§ REQUIREMENT
Please find every line below that includes "spins" and report how many there are. Nothing else is needed.
##### EXERCISE INPUT
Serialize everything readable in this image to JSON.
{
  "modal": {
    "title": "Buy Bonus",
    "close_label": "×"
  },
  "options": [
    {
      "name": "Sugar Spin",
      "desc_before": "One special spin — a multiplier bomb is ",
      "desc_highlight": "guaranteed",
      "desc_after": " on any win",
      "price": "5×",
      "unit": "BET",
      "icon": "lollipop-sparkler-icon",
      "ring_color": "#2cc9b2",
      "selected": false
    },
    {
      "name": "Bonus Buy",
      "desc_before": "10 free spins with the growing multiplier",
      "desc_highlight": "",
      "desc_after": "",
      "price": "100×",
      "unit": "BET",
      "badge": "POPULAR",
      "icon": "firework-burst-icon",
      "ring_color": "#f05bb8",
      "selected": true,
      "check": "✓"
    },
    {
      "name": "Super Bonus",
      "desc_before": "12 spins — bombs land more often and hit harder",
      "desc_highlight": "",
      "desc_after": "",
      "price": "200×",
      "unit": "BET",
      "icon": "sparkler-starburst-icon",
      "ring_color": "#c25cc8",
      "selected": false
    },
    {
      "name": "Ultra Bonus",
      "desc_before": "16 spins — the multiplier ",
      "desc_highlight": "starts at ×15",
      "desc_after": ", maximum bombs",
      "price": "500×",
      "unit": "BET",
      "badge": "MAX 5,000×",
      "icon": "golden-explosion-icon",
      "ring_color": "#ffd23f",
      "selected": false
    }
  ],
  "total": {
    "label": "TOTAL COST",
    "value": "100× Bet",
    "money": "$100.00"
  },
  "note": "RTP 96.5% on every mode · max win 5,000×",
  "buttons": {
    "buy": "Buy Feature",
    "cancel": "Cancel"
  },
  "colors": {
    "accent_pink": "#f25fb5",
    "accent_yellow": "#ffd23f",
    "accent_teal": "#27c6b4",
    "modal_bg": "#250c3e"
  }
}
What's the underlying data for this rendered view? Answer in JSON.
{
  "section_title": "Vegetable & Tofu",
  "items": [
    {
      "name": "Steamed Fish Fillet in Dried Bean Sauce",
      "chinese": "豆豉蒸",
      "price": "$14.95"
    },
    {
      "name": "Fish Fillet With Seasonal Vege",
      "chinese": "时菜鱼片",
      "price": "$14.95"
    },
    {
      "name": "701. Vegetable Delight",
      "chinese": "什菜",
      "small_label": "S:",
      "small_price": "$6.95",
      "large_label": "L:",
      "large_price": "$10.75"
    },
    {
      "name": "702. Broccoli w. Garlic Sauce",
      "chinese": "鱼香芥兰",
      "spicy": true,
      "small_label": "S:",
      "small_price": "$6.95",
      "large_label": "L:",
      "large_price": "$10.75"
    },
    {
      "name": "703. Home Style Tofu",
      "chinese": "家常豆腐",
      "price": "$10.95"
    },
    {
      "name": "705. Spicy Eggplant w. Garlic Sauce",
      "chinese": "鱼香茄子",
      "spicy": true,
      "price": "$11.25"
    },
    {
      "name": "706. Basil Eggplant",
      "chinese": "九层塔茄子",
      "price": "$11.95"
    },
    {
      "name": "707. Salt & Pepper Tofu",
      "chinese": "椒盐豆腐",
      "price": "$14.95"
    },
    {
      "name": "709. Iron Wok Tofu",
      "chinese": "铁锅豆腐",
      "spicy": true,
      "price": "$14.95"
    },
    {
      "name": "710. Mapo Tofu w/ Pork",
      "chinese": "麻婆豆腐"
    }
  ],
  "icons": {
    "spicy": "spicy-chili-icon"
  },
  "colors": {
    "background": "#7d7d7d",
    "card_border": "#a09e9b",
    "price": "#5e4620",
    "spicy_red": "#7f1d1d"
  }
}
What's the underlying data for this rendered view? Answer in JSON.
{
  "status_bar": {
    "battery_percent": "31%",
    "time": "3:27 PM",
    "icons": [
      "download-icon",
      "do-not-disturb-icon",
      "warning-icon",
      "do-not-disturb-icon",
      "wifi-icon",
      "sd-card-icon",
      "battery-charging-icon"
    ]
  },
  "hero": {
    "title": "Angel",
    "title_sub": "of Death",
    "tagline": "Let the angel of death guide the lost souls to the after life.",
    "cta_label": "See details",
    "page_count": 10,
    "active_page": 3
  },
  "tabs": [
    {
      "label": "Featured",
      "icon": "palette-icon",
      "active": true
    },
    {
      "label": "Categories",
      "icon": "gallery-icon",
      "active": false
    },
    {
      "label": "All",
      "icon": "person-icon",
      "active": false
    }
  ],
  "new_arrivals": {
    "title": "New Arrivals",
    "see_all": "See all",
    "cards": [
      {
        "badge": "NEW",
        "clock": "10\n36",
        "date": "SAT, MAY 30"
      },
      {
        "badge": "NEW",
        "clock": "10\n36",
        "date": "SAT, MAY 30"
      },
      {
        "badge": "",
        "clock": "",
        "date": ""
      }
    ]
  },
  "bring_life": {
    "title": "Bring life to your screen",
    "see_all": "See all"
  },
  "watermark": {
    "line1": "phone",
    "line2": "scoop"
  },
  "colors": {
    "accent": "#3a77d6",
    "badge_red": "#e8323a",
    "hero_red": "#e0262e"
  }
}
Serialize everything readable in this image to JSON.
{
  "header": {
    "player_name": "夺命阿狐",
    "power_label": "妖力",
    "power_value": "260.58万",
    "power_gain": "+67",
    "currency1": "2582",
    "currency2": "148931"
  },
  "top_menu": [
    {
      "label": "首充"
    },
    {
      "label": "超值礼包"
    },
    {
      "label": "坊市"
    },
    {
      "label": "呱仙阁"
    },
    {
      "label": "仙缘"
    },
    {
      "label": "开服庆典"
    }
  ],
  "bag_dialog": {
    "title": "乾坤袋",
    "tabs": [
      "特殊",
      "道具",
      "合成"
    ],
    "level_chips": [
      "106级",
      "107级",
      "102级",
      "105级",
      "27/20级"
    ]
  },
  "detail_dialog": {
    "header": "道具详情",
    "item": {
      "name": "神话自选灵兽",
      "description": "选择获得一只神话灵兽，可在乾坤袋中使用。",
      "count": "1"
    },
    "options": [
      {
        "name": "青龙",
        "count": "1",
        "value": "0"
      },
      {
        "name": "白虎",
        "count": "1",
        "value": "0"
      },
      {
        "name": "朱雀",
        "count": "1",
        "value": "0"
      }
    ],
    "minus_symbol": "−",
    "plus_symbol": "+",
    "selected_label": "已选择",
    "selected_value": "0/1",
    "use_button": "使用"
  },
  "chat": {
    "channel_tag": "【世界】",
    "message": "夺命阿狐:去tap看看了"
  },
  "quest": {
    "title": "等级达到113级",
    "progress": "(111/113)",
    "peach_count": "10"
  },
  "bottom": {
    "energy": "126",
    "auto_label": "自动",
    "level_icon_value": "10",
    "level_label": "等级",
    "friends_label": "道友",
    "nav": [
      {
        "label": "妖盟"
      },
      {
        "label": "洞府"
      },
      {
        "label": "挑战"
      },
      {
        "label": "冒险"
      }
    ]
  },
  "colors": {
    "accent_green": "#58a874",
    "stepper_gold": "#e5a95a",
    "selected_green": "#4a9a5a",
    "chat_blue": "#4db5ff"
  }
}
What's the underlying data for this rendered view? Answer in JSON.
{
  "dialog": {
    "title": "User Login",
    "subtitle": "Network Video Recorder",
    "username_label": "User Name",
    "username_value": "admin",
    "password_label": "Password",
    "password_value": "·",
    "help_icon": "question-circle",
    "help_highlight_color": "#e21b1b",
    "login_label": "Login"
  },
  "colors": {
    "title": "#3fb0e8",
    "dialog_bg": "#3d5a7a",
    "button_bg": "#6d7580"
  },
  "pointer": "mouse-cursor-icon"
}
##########
§ TASK RESULT
3